Website and app data records
Segment Open

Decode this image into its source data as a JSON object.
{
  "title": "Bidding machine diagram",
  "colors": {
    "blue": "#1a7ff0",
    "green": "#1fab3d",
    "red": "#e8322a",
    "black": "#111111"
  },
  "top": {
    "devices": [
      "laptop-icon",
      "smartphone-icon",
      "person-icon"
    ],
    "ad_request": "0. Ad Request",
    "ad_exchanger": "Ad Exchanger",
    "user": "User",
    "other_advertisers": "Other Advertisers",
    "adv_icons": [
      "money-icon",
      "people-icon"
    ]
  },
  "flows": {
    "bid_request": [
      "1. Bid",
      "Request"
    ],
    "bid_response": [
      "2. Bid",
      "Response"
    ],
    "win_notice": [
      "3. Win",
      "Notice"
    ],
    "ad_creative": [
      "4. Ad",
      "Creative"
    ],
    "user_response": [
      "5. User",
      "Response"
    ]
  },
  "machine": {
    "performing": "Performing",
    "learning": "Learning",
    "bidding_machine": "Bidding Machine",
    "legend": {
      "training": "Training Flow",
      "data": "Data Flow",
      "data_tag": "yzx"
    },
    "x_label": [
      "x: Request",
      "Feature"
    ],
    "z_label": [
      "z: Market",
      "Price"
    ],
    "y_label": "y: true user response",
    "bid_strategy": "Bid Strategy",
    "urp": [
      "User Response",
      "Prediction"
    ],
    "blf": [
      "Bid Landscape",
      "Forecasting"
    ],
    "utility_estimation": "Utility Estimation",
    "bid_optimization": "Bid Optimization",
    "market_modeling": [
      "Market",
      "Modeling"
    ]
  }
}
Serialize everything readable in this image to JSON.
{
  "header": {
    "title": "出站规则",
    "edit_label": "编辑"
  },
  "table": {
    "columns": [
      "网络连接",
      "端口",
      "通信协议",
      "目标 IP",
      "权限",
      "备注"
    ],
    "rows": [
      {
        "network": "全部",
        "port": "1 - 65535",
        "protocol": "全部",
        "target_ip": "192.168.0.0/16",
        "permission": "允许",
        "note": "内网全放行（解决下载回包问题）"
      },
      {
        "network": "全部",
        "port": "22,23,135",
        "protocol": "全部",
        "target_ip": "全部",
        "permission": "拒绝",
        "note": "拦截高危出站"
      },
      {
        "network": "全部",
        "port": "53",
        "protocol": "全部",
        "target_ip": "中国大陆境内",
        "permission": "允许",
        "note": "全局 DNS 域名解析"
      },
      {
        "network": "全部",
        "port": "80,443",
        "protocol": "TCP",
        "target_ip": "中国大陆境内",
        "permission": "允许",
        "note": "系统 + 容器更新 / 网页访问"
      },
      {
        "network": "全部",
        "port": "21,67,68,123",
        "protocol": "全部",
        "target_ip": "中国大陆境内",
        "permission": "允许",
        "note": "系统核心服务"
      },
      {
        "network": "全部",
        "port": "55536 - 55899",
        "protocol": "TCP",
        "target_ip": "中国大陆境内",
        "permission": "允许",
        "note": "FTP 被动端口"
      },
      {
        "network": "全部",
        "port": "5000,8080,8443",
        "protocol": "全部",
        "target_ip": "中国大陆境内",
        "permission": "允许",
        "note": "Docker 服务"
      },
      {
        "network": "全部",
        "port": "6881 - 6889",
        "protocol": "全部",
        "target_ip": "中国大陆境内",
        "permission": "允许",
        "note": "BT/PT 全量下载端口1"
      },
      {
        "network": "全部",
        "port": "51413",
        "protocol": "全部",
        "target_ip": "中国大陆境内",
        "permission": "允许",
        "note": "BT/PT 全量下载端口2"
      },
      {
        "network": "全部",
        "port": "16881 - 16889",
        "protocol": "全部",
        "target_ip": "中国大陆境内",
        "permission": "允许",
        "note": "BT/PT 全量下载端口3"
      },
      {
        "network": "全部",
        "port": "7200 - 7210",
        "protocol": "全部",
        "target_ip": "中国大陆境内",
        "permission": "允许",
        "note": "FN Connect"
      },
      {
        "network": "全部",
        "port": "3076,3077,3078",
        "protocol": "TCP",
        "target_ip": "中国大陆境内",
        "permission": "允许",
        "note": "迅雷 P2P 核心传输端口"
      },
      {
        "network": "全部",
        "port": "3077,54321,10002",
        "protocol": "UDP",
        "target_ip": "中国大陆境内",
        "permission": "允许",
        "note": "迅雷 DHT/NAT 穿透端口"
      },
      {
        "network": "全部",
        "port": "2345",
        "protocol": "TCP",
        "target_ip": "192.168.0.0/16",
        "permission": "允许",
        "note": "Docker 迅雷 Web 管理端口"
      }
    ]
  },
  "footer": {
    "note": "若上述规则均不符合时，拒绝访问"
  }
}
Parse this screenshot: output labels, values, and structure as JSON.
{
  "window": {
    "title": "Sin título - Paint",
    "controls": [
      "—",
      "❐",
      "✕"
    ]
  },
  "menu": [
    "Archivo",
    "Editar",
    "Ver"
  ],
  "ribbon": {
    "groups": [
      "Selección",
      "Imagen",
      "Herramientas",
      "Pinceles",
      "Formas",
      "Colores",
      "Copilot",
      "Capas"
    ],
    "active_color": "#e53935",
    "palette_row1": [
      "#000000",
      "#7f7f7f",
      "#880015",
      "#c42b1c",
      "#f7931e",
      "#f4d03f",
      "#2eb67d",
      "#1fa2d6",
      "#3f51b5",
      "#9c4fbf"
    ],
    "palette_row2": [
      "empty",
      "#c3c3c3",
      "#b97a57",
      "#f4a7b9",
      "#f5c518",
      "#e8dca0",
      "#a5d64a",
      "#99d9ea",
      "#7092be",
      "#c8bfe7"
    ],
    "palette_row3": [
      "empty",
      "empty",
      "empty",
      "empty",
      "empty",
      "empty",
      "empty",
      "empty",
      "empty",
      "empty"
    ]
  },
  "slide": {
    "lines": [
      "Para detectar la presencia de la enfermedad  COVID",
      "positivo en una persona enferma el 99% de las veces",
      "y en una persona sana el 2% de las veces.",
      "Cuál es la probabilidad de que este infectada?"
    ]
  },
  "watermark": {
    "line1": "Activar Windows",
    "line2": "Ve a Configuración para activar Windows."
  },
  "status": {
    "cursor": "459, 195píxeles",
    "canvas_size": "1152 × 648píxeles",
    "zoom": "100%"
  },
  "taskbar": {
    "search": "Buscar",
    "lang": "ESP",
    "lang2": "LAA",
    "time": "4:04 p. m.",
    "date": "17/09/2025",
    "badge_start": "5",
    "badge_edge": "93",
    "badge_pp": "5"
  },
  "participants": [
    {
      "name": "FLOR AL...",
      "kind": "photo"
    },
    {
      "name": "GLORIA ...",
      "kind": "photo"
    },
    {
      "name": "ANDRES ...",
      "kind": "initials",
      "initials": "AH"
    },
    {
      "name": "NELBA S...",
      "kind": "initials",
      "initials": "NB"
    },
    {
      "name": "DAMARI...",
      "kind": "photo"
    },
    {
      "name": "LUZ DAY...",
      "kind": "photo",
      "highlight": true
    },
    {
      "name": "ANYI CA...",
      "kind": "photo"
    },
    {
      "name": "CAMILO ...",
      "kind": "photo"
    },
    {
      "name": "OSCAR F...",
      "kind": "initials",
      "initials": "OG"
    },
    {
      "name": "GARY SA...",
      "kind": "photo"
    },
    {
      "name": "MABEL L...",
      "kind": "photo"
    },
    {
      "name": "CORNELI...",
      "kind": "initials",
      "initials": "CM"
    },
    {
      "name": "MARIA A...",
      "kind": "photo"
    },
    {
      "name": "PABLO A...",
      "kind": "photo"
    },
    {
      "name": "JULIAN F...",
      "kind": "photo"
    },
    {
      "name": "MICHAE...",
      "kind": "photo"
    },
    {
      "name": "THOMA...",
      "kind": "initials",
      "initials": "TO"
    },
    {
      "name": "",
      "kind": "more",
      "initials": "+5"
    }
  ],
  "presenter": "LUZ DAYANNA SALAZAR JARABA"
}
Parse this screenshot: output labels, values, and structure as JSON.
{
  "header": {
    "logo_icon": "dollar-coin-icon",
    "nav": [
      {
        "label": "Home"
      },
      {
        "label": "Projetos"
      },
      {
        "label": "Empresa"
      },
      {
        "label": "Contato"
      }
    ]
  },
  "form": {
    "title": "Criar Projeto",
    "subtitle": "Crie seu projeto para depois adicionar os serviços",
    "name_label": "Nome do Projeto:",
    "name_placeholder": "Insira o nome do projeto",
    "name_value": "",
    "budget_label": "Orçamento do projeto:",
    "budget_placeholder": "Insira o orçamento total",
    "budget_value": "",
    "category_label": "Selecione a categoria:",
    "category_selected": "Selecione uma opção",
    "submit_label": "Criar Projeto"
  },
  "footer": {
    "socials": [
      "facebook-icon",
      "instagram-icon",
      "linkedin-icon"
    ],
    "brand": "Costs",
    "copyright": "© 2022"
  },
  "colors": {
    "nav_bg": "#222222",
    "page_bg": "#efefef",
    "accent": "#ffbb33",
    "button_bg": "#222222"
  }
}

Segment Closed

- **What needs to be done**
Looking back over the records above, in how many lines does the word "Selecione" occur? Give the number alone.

- **Exercise result**
2